Iraq, which produces more than 4 million barrels of oil per day, was obligated in the first phase agreement to reduce production by more than one million barrels per day (bpd).
The cash-strapped Kazemi government was only able to deliver on a 42% of that reduction in May, however, followed by an improved but still lagging 60% compliance in June. The failure to adhere to promised cuts has earned Baghdad negative attention from Saudi Arabia and Russia, which lead the alliance.
Baghdad has responded by blaming the Kurdistan Regional Government in the north of the country for allegedly failing to adhere to its share of the production cuts.
“The failure of the (Kurdistan) region to reduce its production to the prescribed percentage has affected the percentage of Iraq’s commitment to the OPEC+ agreement,” said Asim Jihad, a spokesman for the Iraqi Ministry of Oil.
In an interview with Asia Times, Jihad said he hoped that “the OPEC+ agreement will contribute to absorbing the oil surplus from global markets.”
He added, however, that a recovery in oil markets can only begin in earnest once the coronavirus is globally brought under control and restrictions on transportation and travel are lifted.
“The goal now is to export smaller quantities than before, but at a bigger and better price,” Jihad told Asia Times.
Meanwhile, Iraq faces issues with the foreign energy companies operating in its oil fields. Multinationals ranging from BP to ExxonMobil are contracted to receive production fees ranging from $4 to $10 for each barrel of oil.
Since the oil price collapse began and Iraq agreed to the OPEC+ production cut agreement, those sums are now cutting deeply into Iraq’s badly-needed oil revenues. In response, the government has launched negotiations with foreign companies to reduce their per-barrel share.
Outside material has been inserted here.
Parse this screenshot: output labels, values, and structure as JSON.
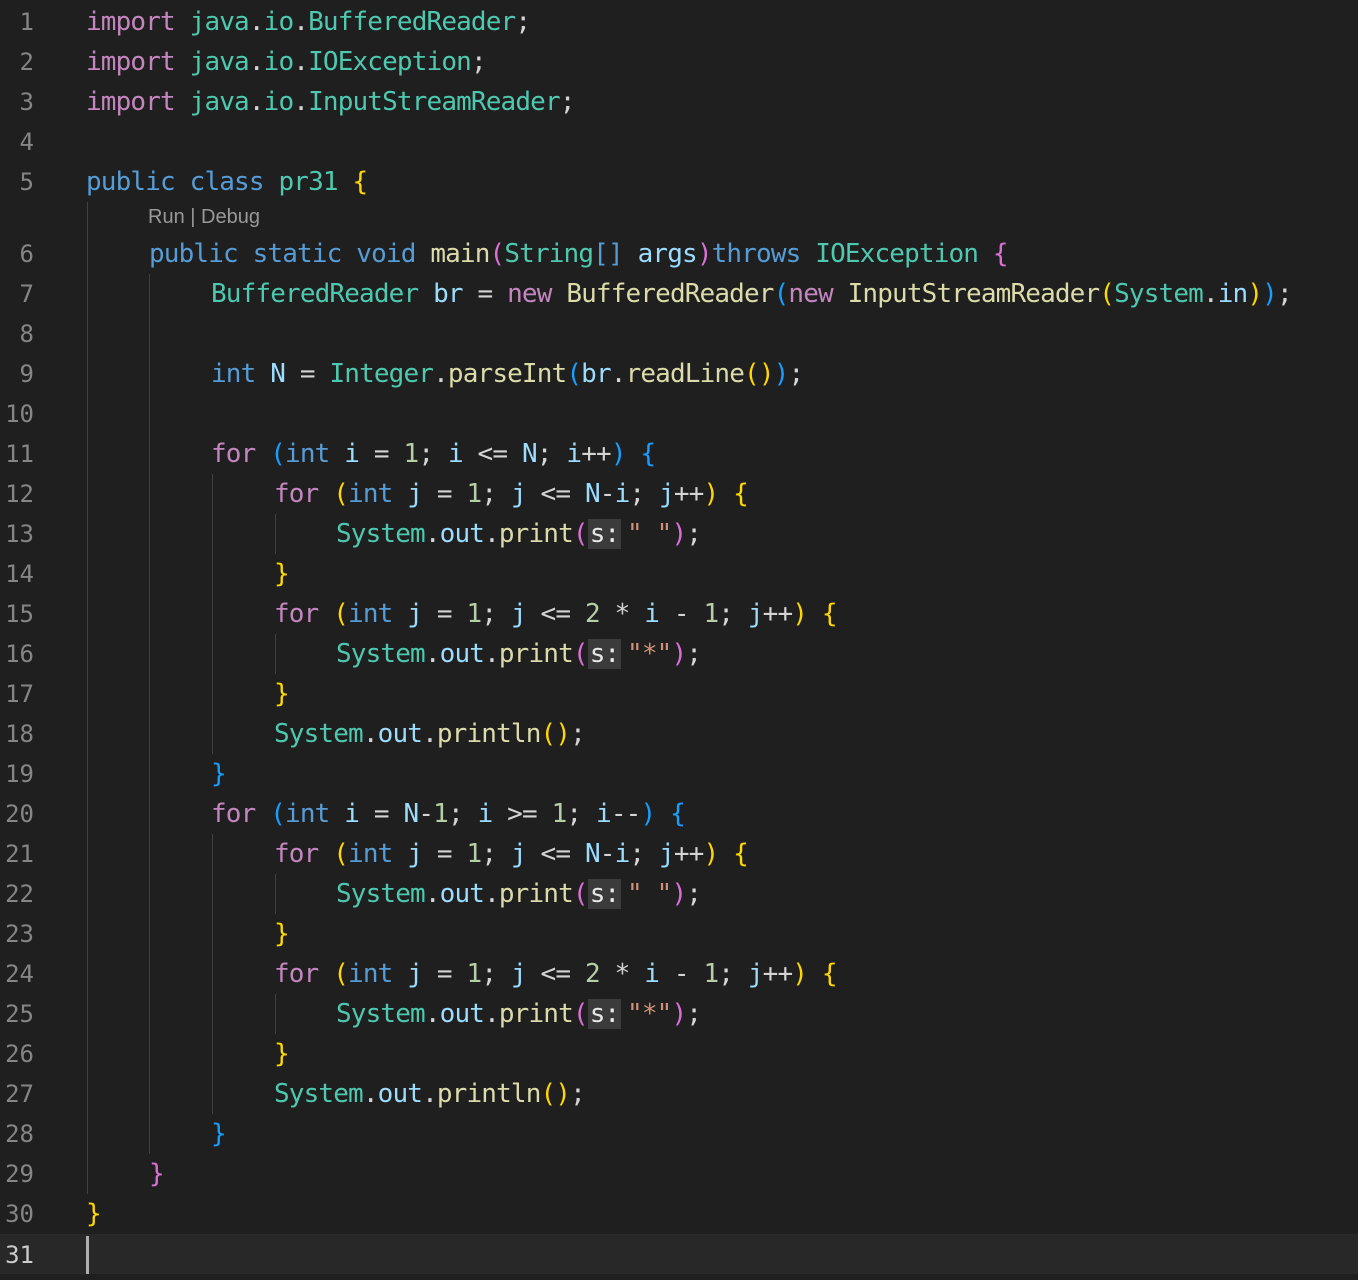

Jihad told Asia Times that “rate reductions were agreed” but declined to specify numbers. He noted that “negotiations are ongoing”, suggesting that Baghdad is not yet satisfied with the multinational companies’ offered terms.
A government advisor told Asia Times he likened the economic reality in Iraq to an “overloaded ship.” “This ship cannot bear the financial burden and we are waiting for it to sink at any moment,” he said.
To retain loyalty and survive a vote of confidence held in March, Kazemi appointed ministers across the spectrum of leading parties and figures close to them. He now appears to be buckling broadly to their economic demands.
Kazemi’s supporters are still publicly optimistic about his ability to overcome the crisis by working with parliamentarians to implement “reforms.” However, the government advisor said on condition of anonymity that “no one wants to fix the economic reality.”
“The political forces are ready to shackle many Iraqi generations in debt in exchange for not losing their supporters, who receive salaries from the government,” he told Asia Times.
Indeed, on June 24, Parliament passed a law that allows the government to borrow internally and externally to cover its ever-expanding fiscal deficit. Borrowing will ensure that state employee salaries and government contractors are paid in full.
At the same time, the World Bank said in May that by financing the budget shortfall through central bank reserves and state-owned banks, the government is “increasing the country’s vulnerability in the near-term.”
That doesn’t speak to beleaguered private companies, many of which are linked to the oil industry. “No one thinks about the private sector, which employs about 8 million Iraqis,” the government advisor said. “The workforce in Iraq is not just state employees.”
Falling oil prices and the global pandemic have caused an estimated 40% of private sector workers to lose their jobs, according to the International Migration index. There is little to no relief in sight as the pandemic shows few signs of abating.
Those unemployed workers could provide fuel to a renewed protest movement that perceives, as previously, the political class is coasting at the people’s expense. Such a scenario, the government advisor says, will only hasten the “sinking of the ship” called Iraq.